Only businesses which can respond to their customers’ needs from the train, hotel room or even the beach will be agile enough to prosper, the report from the Centre for Future Studies indicated.
BT Business, the part of BT which looks after businesses from start-ups to medium sized enterprises, has produced an online quiz to allow bosses to test how flexible they are at http://www.insight.bt.com/Topics/Flexible-working.
UK businesses are lagging behind their European counterparts when it comes to offering employees the ability to work from anywhere using a range of smartphones, laptops and other broadband technologies. According to research from Ipsos MORI and RIM less than half (46%) of UK businesses enable employees to do this, versus 86 per cent of Spanish firms.

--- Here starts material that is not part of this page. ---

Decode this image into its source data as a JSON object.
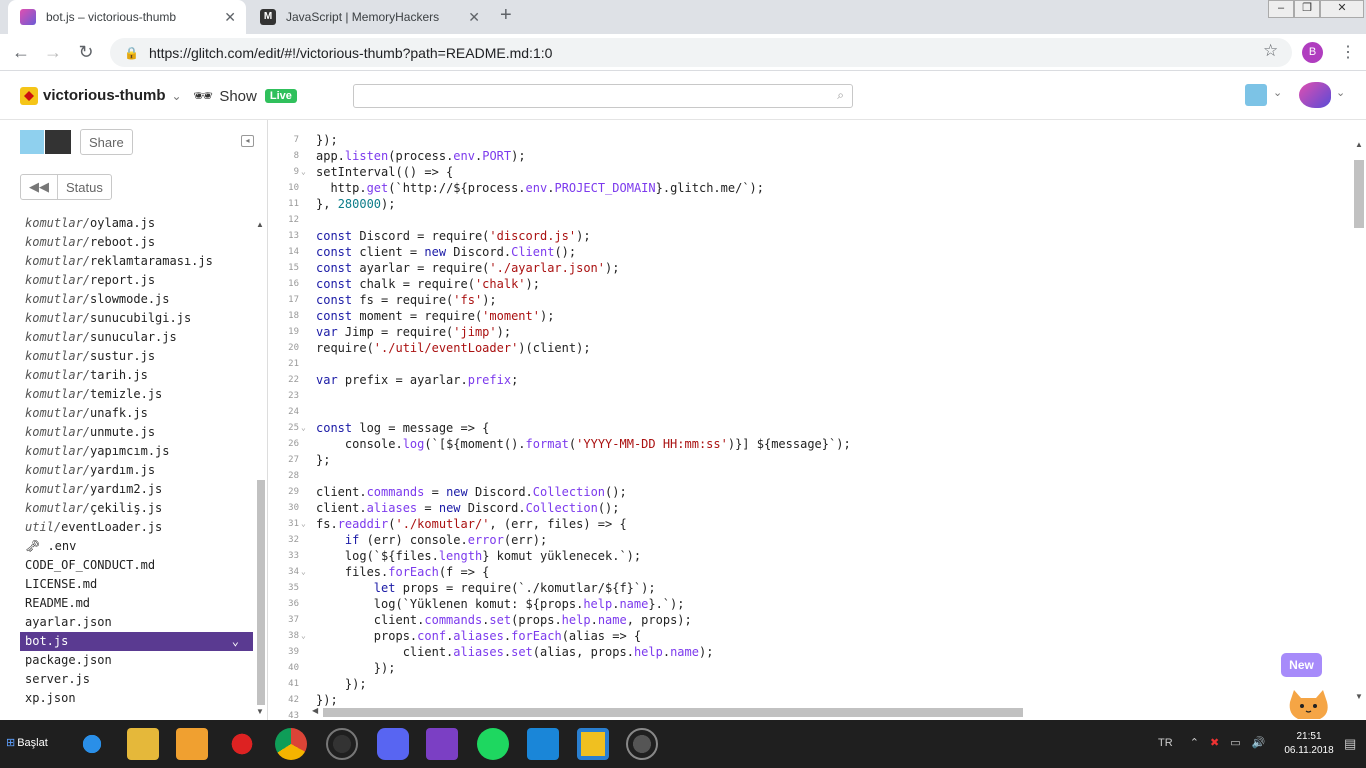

Bill Murphy, managing director of BT Business, said: “Flexible working is clearly no longer the luxury option. Businesses can thrive through their ability to respond to customers promptly, whether from their desk, the train, the home or hotel room. In the current climate, the most flexible businesses are better placed to respond to their customers and partners. Those managers can rest easy on their summer break.”
The online quiz presents a range of questions to help employees rate which “generation” their business belongs to – ranging from those simply operating flexi-time (first generation), through to those working with total flexibility of location, task and time (third generation). Users can see hints and tips to help implement flexible working, plus video case studies of business leaders who have embraced and reaped the rewards of flexible working.
In the current economic climate, research1 shows how working flexibly with the right supporting technology has real business benefits. Almost half of the UK’s small businesses (48 per cent) have won business through their ability to stay in touch
wherever they are. When compared to a European average of 62 per cent, however, the UK still has some way to go.
With business owners under pressure to be available 24 hours a day, seven days a week for their customers – holiday or not, tools are available to take the stress out of the need to be ‘always available’.